Problem to solve: Everything in the records below should be printed exactly, except the pictures.

***

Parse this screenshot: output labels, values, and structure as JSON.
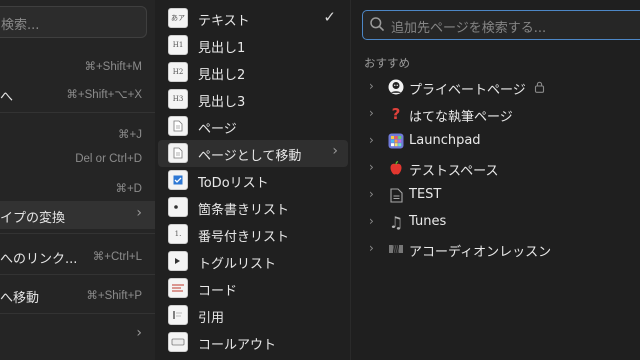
{
  "left_menu": {
    "search_placeholder": "検索...",
    "items": [
      {
        "label": "",
        "shortcut": "⌘+Shift+M"
      },
      {
        "label": "へ",
        "shortcut": "⌘+Shift+⌥+X"
      },
      {
        "label": "",
        "shortcut": "⌘+J"
      },
      {
        "label": "",
        "shortcut": "Del or Ctrl+D"
      },
      {
        "label": "",
        "shortcut": "⌘+D"
      },
      {
        "label": "イプの変換",
        "shortcut": ""
      },
      {
        "label": "へのリンク...",
        "shortcut": "⌘+Ctrl+L"
      },
      {
        "label": "へ移動",
        "shortcut": "⌘+Shift+P"
      },
      {
        "label": "",
        "shortcut": ""
      }
    ]
  },
  "block_menu": {
    "items": [
      {
        "thumb": "あア",
        "label": "テキスト"
      },
      {
        "thumb": "H1",
        "label": "見出し1"
      },
      {
        "thumb": "H2",
        "label": "見出し2"
      },
      {
        "thumb": "H3",
        "label": "見出し3"
      },
      {
        "thumb": "",
        "label": "ページ"
      },
      {
        "thumb": "",
        "label": "ページとして移動"
      },
      {
        "thumb": "",
        "label": "ToDoリスト"
      },
      {
        "thumb": "",
        "label": "箇条書きリスト"
      },
      {
        "thumb": "1.",
        "label": "番号付きリスト"
      },
      {
        "thumb": "",
        "label": "トグルリスト"
      },
      {
        "thumb": "",
        "label": "コード"
      },
      {
        "thumb": "",
        "label": "引用"
      },
      {
        "thumb": "",
        "label": "コールアウト"
      }
    ]
  },
  "move_panel": {
    "search_placeholder": "追加先ページを検索する...",
    "section_title": "おすすめ",
    "pages": [
      {
        "icon": "avatar-icon",
        "label": "プライベートページ",
        "locked": true
      },
      {
        "icon": "question-icon",
        "label": "はてな執筆ページ",
        "locked": false
      },
      {
        "icon": "launchpad-icon",
        "label": "Launchpad",
        "locked": false
      },
      {
        "icon": "apple-icon",
        "label": "テストスペース",
        "locked": false
      },
      {
        "icon": "page-icon",
        "label": "TEST",
        "locked": false
      },
      {
        "icon": "music-note-icon",
        "label": "Tunes",
        "locked": false
      },
      {
        "icon": "accordion-icon",
        "label": "アコーディオンレッスン",
        "locked": false
      }
    ]
  },
  "colors": {
    "accent_focus": "#4d87c6",
    "question_red": "#e0413b",
    "apple_red": "#e2372f"
  }
}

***

Result of the exercise:
Parse this screenshot: output labels, values, and structure as JSON.
{
  "left_menu": {
    "search_placeholder": "検索...",
    "items": [
      {
        "label": "",
        "shortcut": "⌘+Shift+M"
      },
      {
        "label": "へ",
        "shortcut": "⌘+Shift+⌥+X"
      },
      {
        "label": "",
        "shortcut": "⌘+J"
      },
      {
        "label": "",
        "shortcut": "Del or Ctrl+D"
      },
      {
        "label": "",
        "shortcut": "⌘+D"
      },
      {
        "label": "イプの変換",
        "shortcut": ""
      },
      {
        "label": "へのリンク...",
        "shortcut": "⌘+Ctrl+L"
      },
      {
        "label": "へ移動",
        "shortcut": "⌘+Shift+P"
      },
      {
        "label": "",
        "shortcut": ""
      }
    ]
  },
  "block_menu": {
    "items": [
      {
        "thumb": "あア",
        "label": "テキスト"
      },
      {
        "thumb": "H1",
        "label": "見出し1"
      },
      {
        "thumb": "H2",
        "label": "見出し2"
      },
      {
        "thumb": "H3",
        "label": "見出し3"
      },
      {
        "thumb": "",
        "label": "ページ"
      },
      {
        "thumb": "",
        "label": "ページとして移動"
      },
      {
        "thumb": "",
        "label": "ToDoリスト"
      },
      {
        "thumb": "",
        "label": "箇条書きリスト"
      },
      {
        "thumb": "1.",
        "label": "番号付きリスト"
      },
      {
        "thumb": "",
        "label": "トグルリスト"
      },
      {
        "thumb": "",
        "label": "コード"
      },
      {
        "thumb": "",
        "label": "引用"
      },
      {
        "thumb": "",
        "label": "コールアウト"
      }
    ]
  },
  "move_panel": {
    "search_placeholder": "追加先ページを検索する...",
    "section_title": "おすすめ",
    "pages": [
      {
        "icon": "avatar-icon",
        "label": "プライベートページ",
        "locked": true
      },
      {
        "icon": "question-icon",
        "label": "はてな執筆ページ",
        "locked": false
      },
      {
        "icon": "launchpad-icon",
        "label": "Launchpad",
        "locked": false
      },
      {
        "icon": "apple-icon",
        "label": "テストスペース",
        "locked": false
      },
      {
        "icon": "page-icon",
        "label": "TEST",
        "locked": false
      },
      {
        "icon": "music-note-icon",
        "label": "Tunes",
        "locked": false
      },
      {
        "icon": "accordion-icon",
        "label": "アコーディオンレッスン",
        "locked": false
      }
    ]
  },
  "colors": {
    "accent_focus": "#4d87c6",
    "question_red": "#e0413b",
    "apple_red": "#e2372f"
  }
}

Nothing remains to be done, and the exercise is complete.